• Work request
Copy out the listing exactly.
-=-=-=-=-
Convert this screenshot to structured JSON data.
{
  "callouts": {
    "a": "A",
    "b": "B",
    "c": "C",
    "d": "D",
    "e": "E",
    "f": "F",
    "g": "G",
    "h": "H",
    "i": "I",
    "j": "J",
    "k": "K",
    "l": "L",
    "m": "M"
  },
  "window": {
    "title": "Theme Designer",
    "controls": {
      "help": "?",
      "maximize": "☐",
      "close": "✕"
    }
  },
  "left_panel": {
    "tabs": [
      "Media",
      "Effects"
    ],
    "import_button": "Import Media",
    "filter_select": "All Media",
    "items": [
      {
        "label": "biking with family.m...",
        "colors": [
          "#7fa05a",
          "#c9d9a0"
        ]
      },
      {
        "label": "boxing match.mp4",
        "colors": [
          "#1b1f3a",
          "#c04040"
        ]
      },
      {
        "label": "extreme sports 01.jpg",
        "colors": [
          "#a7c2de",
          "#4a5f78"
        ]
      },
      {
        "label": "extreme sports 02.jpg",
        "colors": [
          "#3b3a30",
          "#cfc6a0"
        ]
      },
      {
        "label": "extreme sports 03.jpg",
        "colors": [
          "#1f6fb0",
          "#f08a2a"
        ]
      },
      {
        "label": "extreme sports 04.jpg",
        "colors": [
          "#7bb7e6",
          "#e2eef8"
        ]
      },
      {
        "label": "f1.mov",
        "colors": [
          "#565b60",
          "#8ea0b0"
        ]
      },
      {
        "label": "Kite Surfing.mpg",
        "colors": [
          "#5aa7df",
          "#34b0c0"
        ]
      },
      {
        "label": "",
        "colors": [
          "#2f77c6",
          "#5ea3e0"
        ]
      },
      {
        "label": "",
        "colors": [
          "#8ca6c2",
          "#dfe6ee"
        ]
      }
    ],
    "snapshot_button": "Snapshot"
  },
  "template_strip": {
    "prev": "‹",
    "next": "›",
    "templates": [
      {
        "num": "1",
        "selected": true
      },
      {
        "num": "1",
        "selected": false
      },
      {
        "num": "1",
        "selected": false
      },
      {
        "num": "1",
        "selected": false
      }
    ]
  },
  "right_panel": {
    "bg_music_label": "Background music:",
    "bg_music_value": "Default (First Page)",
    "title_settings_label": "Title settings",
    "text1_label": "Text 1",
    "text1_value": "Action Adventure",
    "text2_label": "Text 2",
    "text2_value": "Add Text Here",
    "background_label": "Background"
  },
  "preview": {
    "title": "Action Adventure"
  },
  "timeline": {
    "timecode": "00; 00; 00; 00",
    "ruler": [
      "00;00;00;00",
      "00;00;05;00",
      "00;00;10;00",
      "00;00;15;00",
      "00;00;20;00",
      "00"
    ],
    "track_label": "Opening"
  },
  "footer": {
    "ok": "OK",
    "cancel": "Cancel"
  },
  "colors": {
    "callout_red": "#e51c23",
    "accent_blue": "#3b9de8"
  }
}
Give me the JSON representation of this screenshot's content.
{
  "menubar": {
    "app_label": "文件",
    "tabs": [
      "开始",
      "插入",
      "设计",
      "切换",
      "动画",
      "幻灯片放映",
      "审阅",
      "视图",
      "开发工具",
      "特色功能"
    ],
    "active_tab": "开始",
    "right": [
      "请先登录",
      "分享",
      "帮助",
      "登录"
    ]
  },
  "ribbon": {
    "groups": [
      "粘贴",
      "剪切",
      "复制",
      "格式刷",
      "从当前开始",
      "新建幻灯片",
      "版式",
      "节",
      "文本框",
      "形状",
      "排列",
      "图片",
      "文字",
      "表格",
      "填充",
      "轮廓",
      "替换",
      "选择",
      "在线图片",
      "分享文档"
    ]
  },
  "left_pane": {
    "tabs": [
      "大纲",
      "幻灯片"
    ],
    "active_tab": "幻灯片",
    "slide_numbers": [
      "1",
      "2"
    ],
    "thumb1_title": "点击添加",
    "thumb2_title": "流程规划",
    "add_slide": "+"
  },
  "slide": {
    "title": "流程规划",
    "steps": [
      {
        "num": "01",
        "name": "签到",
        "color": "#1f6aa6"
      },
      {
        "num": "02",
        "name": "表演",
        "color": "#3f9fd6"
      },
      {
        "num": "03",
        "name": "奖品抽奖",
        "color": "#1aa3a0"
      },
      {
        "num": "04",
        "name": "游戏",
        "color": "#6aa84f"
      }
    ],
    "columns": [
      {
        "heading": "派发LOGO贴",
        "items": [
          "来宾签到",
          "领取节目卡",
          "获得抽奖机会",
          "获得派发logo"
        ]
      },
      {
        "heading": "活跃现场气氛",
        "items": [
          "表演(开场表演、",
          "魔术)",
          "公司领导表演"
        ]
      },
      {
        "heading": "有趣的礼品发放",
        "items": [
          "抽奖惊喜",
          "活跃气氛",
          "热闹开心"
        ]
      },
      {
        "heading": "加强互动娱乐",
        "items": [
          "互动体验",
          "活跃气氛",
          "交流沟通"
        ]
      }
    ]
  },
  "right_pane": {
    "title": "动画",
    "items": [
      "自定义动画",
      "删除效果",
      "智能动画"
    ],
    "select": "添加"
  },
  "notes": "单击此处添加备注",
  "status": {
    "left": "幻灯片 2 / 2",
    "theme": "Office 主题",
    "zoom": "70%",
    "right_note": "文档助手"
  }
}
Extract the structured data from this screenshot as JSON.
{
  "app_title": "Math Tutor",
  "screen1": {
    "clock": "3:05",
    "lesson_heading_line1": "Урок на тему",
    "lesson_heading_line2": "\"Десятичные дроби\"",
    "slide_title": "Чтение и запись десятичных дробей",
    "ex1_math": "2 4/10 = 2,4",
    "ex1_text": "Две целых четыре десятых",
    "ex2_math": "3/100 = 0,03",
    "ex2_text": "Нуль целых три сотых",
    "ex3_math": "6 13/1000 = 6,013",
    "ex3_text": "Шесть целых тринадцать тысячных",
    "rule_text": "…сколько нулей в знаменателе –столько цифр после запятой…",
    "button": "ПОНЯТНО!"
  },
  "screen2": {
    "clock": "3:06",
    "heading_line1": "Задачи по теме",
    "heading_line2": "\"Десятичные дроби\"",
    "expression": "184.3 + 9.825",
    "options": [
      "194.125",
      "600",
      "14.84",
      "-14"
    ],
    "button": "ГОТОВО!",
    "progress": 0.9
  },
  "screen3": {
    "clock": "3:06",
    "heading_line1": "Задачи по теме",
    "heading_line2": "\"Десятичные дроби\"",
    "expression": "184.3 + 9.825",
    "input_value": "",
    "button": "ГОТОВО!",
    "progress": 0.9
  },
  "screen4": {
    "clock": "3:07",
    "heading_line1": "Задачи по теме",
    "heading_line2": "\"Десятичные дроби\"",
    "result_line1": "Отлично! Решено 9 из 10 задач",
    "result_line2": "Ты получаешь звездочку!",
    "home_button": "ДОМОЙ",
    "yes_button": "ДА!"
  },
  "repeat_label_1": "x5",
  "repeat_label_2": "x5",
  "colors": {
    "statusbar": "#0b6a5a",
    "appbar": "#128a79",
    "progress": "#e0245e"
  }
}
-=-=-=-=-
• Reply to the exercise
Convert this screenshot to structured JSON data.
{
  "callouts": {
    "a": "A",
    "b": "B",
    "c": "C",
    "d": "D",
    "e": "E",
    "f": "F",
    "g": "G",
    "h": "H",
    "i": "I",
    "j": "J",
    "k": "K",
    "l": "L",
    "m": "M"
  },
  "window": {
    "title": "Theme Designer",
    "controls": {
      "help": "?",
      "maximize": "☐",
      "close": "✕"
    }
  },
  "left_panel": {
    "tabs": [
      "Media",
      "Effects"
    ],
    "import_button": "Import Media",
    "filter_select": "All Media",
    "items": [
      {
        "label": "biking with family.m...",
        "colors": [
          "#7fa05a",
          "#c9d9a0"
        ]
      },
      {
        "label": "boxing match.mp4",
        "colors": [
          "#1b1f3a",
          "#c04040"
        ]
      },
      {
        "label": "extreme sports 01.jpg",
        "colors": [
          "#a7c2de",
          "#4a5f78"
        ]
      },
      {
        "label": "extreme sports 02.jpg",
        "colors": [
          "#3b3a30",
          "#cfc6a0"
        ]
      },
      {
        "label": "extreme sports 03.jpg",
        "colors": [
          "#1f6fb0",
          "#f08a2a"
        ]
      },
      {
        "label": "extreme sports 04.jpg",
        "colors": [
          "#7bb7e6",
          "#e2eef8"
        ]
      },
      {
        "label": "f1.mov",
        "colors": [
          "#565b60",
          "#8ea0b0"
        ]
      },
      {
        "label": "Kite Surfing.mpg",
        "colors": [
          "#5aa7df",
          "#34b0c0"
        ]
      },
      {
        "label": "",
        "colors": [
          "#2f77c6",
          "#5ea3e0"
        ]
      },
      {
        "label": "",
        "colors": [
          "#8ca6c2",
          "#dfe6ee"
        ]
      }
    ],
    "snapshot_button": "Snapshot"
  },
  "template_strip": {
    "prev": "‹",
    "next": "›",
    "templates": [
      {
        "num": "1",
        "selected": true
      },
      {
        "num": "1",
        "selected": false
      },
      {
        "num": "1",
        "selected": false
      },
      {
        "num": "1",
        "selected": false
      }
    ]
  },
  "right_panel": {
    "bg_music_label": "Background music:",
    "bg_music_value": "Default (First Page)",
    "title_settings_label": "Title settings",
    "text1_label": "Text 1",
    "text1_value": "Action Adventure",
    "text2_label": "Text 2",
    "text2_value": "Add Text Here",
    "background_label": "Background"
  },
  "preview": {
    "title": "Action Adventure"
  },
  "timeline": {
    "timecode": "00; 00; 00; 00",
    "ruler": [
      "00;00;00;00",
      "00;00;05;00",
      "00;00;10;00",
      "00;00;15;00",
      "00;00;20;00",
      "00"
    ],
    "track_label": "Opening"
  },
  "footer": {
    "ok": "OK",
    "cancel": "Cancel"
  },
  "colors": {
    "callout_red": "#e51c23",
    "accent_blue": "#3b9de8"
  }
}
Give me the JSON representation of this screenshot's content.
{
  "menubar": {
    "app_label": "文件",
    "tabs": [
      "开始",
      "插入",
      "设计",
      "切换",
      "动画",
      "幻灯片放映",
      "审阅",
      "视图",
      "开发工具",
      "特色功能"
    ],
    "active_tab": "开始",
    "right": [
      "请先登录",
      "分享",
      "帮助",
      "登录"
    ]
  },
  "ribbon": {
    "groups": [
      "粘贴",
      "剪切",
      "复制",
      "格式刷",
      "从当前开始",
      "新建幻灯片",
      "版式",
      "节",
      "文本框",
      "形状",
      "排列",
      "图片",
      "文字",
      "表格",
      "填充",
      "轮廓",
      "替换",
      "选择",
      "在线图片",
      "分享文档"
    ]
  },
  "left_pane": {
    "tabs": [
      "大纲",
      "幻灯片"
    ],
    "active_tab": "幻灯片",
    "slide_numbers": [
      "1",
      "2"
    ],
    "thumb1_title": "点击添加",
    "thumb2_title": "流程规划",
    "add_slide": "+"
  },
  "slide": {
    "title": "流程规划",
    "steps": [
      {
        "num": "01",
        "name": "签到",
        "color": "#1f6aa6"
      },
      {
        "num": "02",
        "name": "表演",
        "color": "#3f9fd6"
      },
      {
        "num": "03",
        "name": "奖品抽奖",
        "color": "#1aa3a0"
      },
      {
        "num": "04",
        "name": "游戏",
        "color": "#6aa84f"
      }
    ],
    "columns": [
      {
        "heading": "派发LOGO贴",
        "items": [
          "来宾签到",
          "领取节目卡",
          "获得抽奖机会",
          "获得派发logo"
        ]
      },
      {
        "heading": "活跃现场气氛",
        "items": [
          "表演(开场表演、",
          "魔术)",
          "公司领导表演"
        ]
      },
      {
        "heading": "有趣的礼品发放",
        "items": [
          "抽奖惊喜",
          "活跃气氛",
          "热闹开心"
        ]
      },
      {
        "heading": "加强互动娱乐",
        "items": [
          "互动体验",
          "活跃气氛",
          "交流沟通"
        ]
      }
    ]
  },
  "right_pane": {
    "title": "动画",
    "items": [
      "自定义动画",
      "删除效果",
      "智能动画"
    ],
    "select": "添加"
  },
  "notes": "单击此处添加备注",
  "status": {
    "left": "幻灯片 2 / 2",
    "theme": "Office 主题",
    "zoom": "70%",
    "right_note": "文档助手"
  }
}
Extract the structured data from this screenshot as JSON.
{
  "app_title": "Math Tutor",
  "screen1": {
    "clock": "3:05",
    "lesson_heading_line1": "Урок на тему",
    "lesson_heading_line2": "\"Десятичные дроби\"",
    "slide_title": "Чтение и запись десятичных дробей",
    "ex1_math": "2 4/10 = 2,4",
    "ex1_text": "Две целых четыре десятых",
    "ex2_math": "3/100 = 0,03",
    "ex2_text": "Нуль целых три сотых",
    "ex3_math": "6 13/1000 = 6,013",
    "ex3_text": "Шесть целых тринадцать тысячных",
    "rule_text": "…сколько нулей в знаменателе –столько цифр после запятой…",
    "button": "ПОНЯТНО!"
  },
  "screen2": {
    "clock": "3:06",
    "heading_line1": "Задачи по теме",
    "heading_line2": "\"Десятичные дроби\"",
    "expression": "184.3 + 9.825",
    "options": [
      "194.125",
      "600",
      "14.84",
      "-14"
    ],
    "button": "ГОТОВО!",
    "progress": 0.9
  },
  "screen3": {
    "clock": "3:06",
    "heading_line1": "Задачи по теме",
    "heading_line2": "\"Десятичные дроби\"",
    "expression": "184.3 + 9.825",
    "input_value": "",
    "button": "ГОТОВО!",
    "progress": 0.9
  },
  "screen4": {
    "clock": "3:07",
    "heading_line1": "Задачи по теме",
    "heading_line2": "\"Десятичные дроби\"",
    "result_line1": "Отлично! Решено 9 из 10 задач",
    "result_line2": "Ты получаешь звездочку!",
    "home_button": "ДОМОЙ",
    "yes_button": "ДА!"
  },
  "repeat_label_1": "x5",
  "repeat_label_2": "x5",
  "colors": {
    "statusbar": "#0b6a5a",
    "appbar": "#128a79",
    "progress": "#e0245e"
  }
}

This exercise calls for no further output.